Lifetime’s ‘Killer Crush’ Didn’t Happen In Real Life, But These Student-Teacher Relationships Are Just As Scary
We've all had that moment in college when we notice that our professor or TA is pretty hot, because intelligence is definitely attractive. Whether you've acted on it or not, you know it's seen as taboo — especially if you're still enrolled in the class. Lifetime's TV movie Killer Crush, premiering Saturday night, features a co-ed named Paige (Daveigh Chase) who takes her crush on a professor to a whole other level. She grows obsessed with the man as she takes care of his wife, who has Multiple Sclerosis, and soon the crush turns, well, killer. And don't think this is just something for the movies — plenty of student-professor relationships have also turned deadly in real life.
Earlier this year, Harvard University went as far as to completely ban "sexual and romantic relationships" between undergrads and faculty — period. Previously, Crimson co-eds could get away getting it on with their prof if they didn't share a class as teacher and student. Yale and the University of Connecticut also have similar bans on classroom affairs. "Some schools have a tiny minority of professors who use their popularity and prestige to empower themselves, and students respond to it," University of Cincinnati Professor Billie Wright Dziech told Bloomberg. "This is a very, very serious problem for higher education."
Yikes. Here are some other real-life stories that may get you to reconsider being hot for teacher.
Unreported Misconduct at Arizona State
Last year, the ASU newspaper The State Press reported that there were at least two cases of sexual misconduct between professors and students at Barrett, the university's honors college.
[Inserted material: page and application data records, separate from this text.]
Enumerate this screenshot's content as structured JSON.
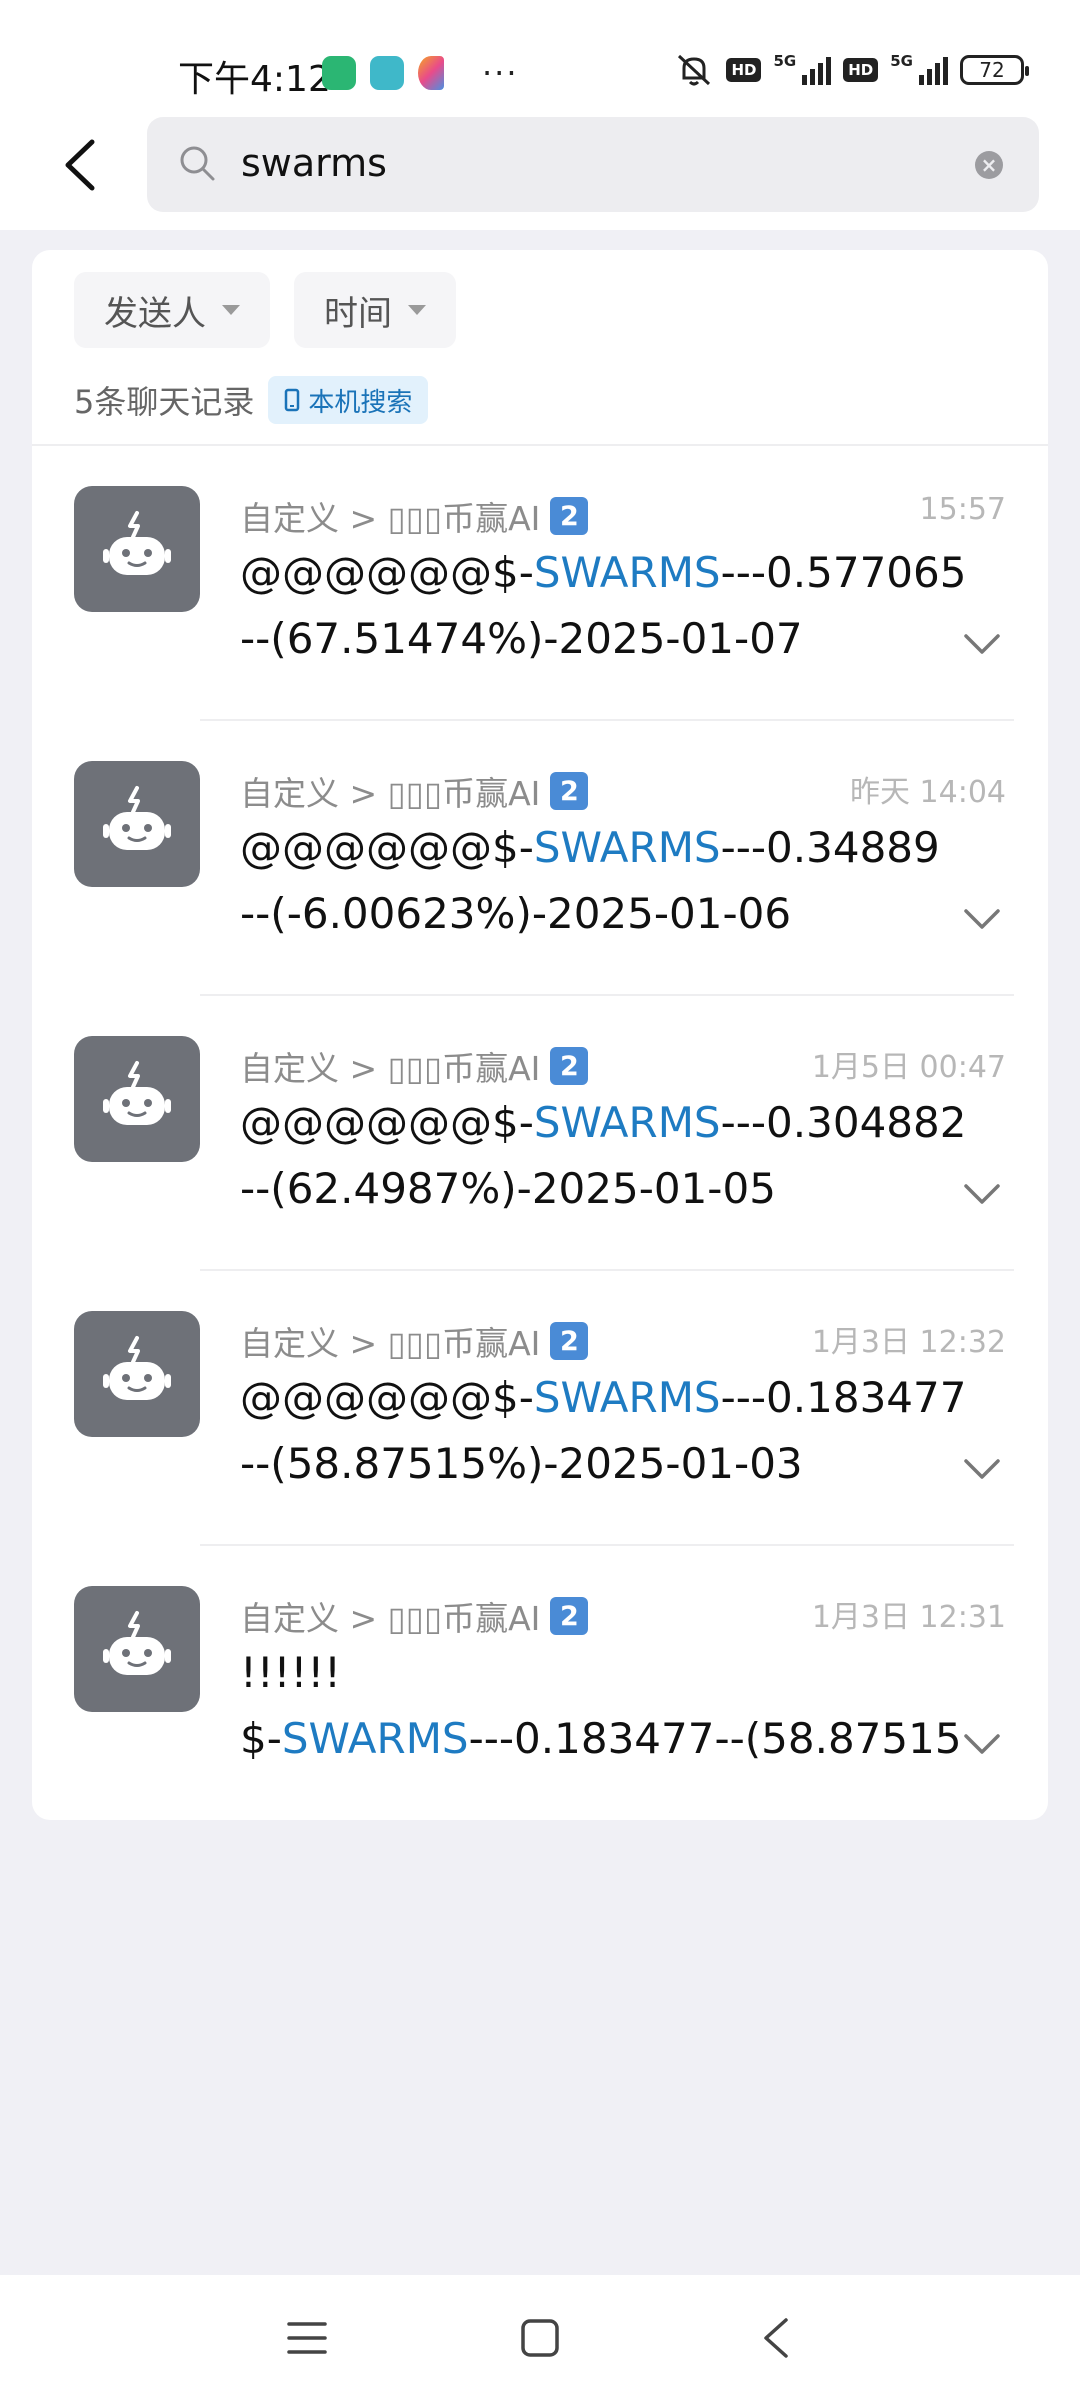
{
  "status_bar": {
    "time": "下午4:12",
    "more": "···",
    "network_1": "5G",
    "network_2": "5G",
    "hd_1": "HD",
    "hd_2": "HD",
    "battery": "72"
  },
  "header": {
    "search_query": "swarms",
    "clear_glyph": "×"
  },
  "filters": {
    "sender_label": "发送人",
    "time_label": "时间"
  },
  "summary": {
    "count_text": "5条聊天记录",
    "local_search_label": "本机搜索"
  },
  "results": [
    {
      "path": "自定义 > ▯▯▯币赢AI",
      "badge": "2",
      "time": "15:57",
      "line1_pre": "@@@@@@$-",
      "line1_hl": "SWARMS",
      "line1_post": "---0.577065",
      "line2": "--(67.51474%)-2025-01-07"
    },
    {
      "path": "自定义 > ▯▯▯币赢AI",
      "badge": "2",
      "time": "昨天 14:04",
      "line1_pre": "@@@@@@$-",
      "line1_hl": "SWARMS",
      "line1_post": "---0.34889",
      "line2": "--(-6.00623%)-2025-01-06"
    },
    {
      "path": "自定义 > ▯▯▯币赢AI",
      "badge": "2",
      "time": "1月5日 00:47",
      "line1_pre": "@@@@@@$-",
      "line1_hl": "SWARMS",
      "line1_post": "---0.304882",
      "line2": "--(62.4987%)-2025-01-05"
    },
    {
      "path": "自定义 > ▯▯▯币赢AI",
      "badge": "2",
      "time": "1月3日 12:32",
      "line1_pre": "@@@@@@$-",
      "line1_hl": "SWARMS",
      "line1_post": "---0.183477",
      "line2": "--(58.87515%)-2025-01-03"
    },
    {
      "path": "自定义 > ▯▯▯币赢AI",
      "badge": "2",
      "time": "1月3日 12:31",
      "line1_text": "!!!!!!",
      "line2_pre": "$-",
      "line2_hl": "SWARMS",
      "line2_post": "---0.183477--(58.87515"
    }
  ],
  "colors": {
    "accent_blue": "#1E7BC2",
    "avatar_gray": "#6E7178",
    "background": "#F0F0F5",
    "badge_blue": "#4A8BD6"
  },
  "icons": {
    "back": "back-arrow-icon",
    "search": "search-icon",
    "clear": "clear-icon",
    "caret": "caret-down-icon",
    "phone": "phone-icon",
    "avatar": "robot-icon",
    "expand": "chevron-down-icon",
    "nav_menu": "menu-icon",
    "nav_home": "home-icon",
    "nav_back": "nav-back-icon"
  }
}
There were discussions on how the term "sexual assault" differs from "inappropriate sexual conduct," pointing out, while these affairs may have been consensual, the professors were in positions of power.
“I felt like I owed him sexual favors in exchange for things like letters of recommendation and extensions on class assignments,” a sophomore named Jane (not her real name) told The State Press.
Earlier this year, ASU adopted a ban on student-professor relationships, much like Harvard and Yale.
When The Teacher's Obsessed
Pennsylvania high school physics teacher Christopher Swanson became obsessed with a former student of his and would post Facebook statuses about how he needed to share his life with her. The Bradford Era reported that he allegedly had an affair with a student and lost his teaching license due to it. "She’s going to Mercyhurst [College]," one of his Facebook posts read. "I'm going to be left alone. Her life will be one of joy and happiness, while mine will be drenched in sorrow and despair. She would never love me anyways. I’m 22 years older than she is."
In September 2013, the 42-year-old man drove to the Mercyhurst campus and shot himself. "I'm going to kill myself," Swanson wrote on Facebook. "Because I'm trapped in a hideous, vile, despicable world, a world maliciously engineered to obstruct the fulfillment of one dream, my only dream, sharing my life with" the student.